I've been in love with Indian cuisine since my first dinner in Philadelphia with an Indian family in their home in 1969. When I came to California in 1971 there were no Indian restaurants and I had to go to LA for most of my ingredients and spices. I began my hunt for authentic Indian and Middle-eastern recipies in book stores and and ethnic neighborhood shops in LA and San Francisco. I discovered books on ethnic foods and traditions and a world of spices and how they are used. It has been a wonderful adventure.
My favorite things to cook
A fragrant North African style couscous steamed over a traditional rich Tunisian stew and then flavored with a little rose water and cinnamon; Tikki Murgh (a spicy chicken curry)served with cilantro chutney, pakoras, home made chipati bread, bashmati rice and a cucumber-yogurt salat; two of my most favorite meals.
My favorite family cooking traditions
As a child I watched my mother and grandmother cooking oldfashioned American meals with gusto. In those days all meals were prepared from fresh meat, veggies and dairy products. My grandmother was the bread maker. We kids hung around her old wood stove for slices of fresh hot breads with creamery butter - mmm. Mom was the "chef" and pastry queen. I often got caught lifting the lid on the buffet servers to see what delights she had made for the weekend. Their cooking, baking and constant preparation of good food has stayed with me all these years. Seasonal pickeling and canning of fruits and vegetables was an essential to great dishes all-year-round.
My cooking triumphs
A Indian dinner for 15 friends which included 4 apetizers, 4 main dishes: fish, chicken, lamb and beef, each with complimenary chutneys, two cucumber salads, 3 vegitarian sides, rice and traditional teas. I started preparation on Monday and finished on Saturday for dinner that night which was spent with good friends from several countries who also migrated to California.
My cooking tragedies

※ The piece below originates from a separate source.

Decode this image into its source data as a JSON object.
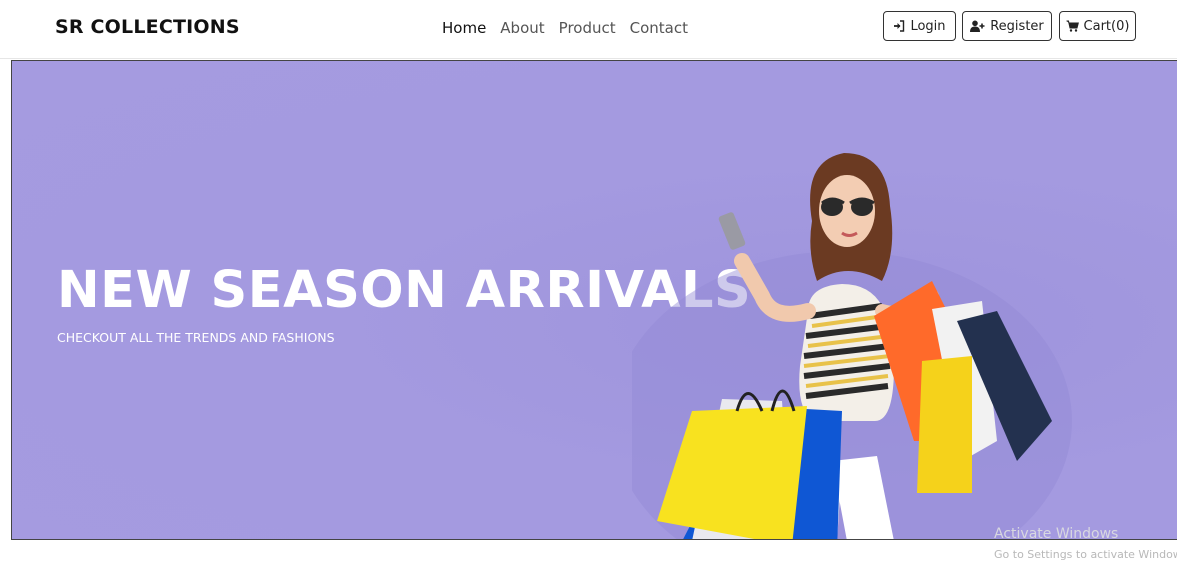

In the early '60s I was given a secret family recipe for divity candy from a woman I worked with in North Carolina for two years. I HAD to have that recipe to take with me when I moved back north to Pennsylvania. It was the best I had ever tasted - perfect. She relented and I promised her I would never reveal it to anyone, knowing how important it was to her. She relented and gave me the recipe with her best wishes. As soon as I was settled I made a double recipe for Christmas. Disaster! I ended up with goop that tasted good but never jelled. I found out later that she had left one important instruction out. I still have not revealed this wonderful recipe to anyone else to this day.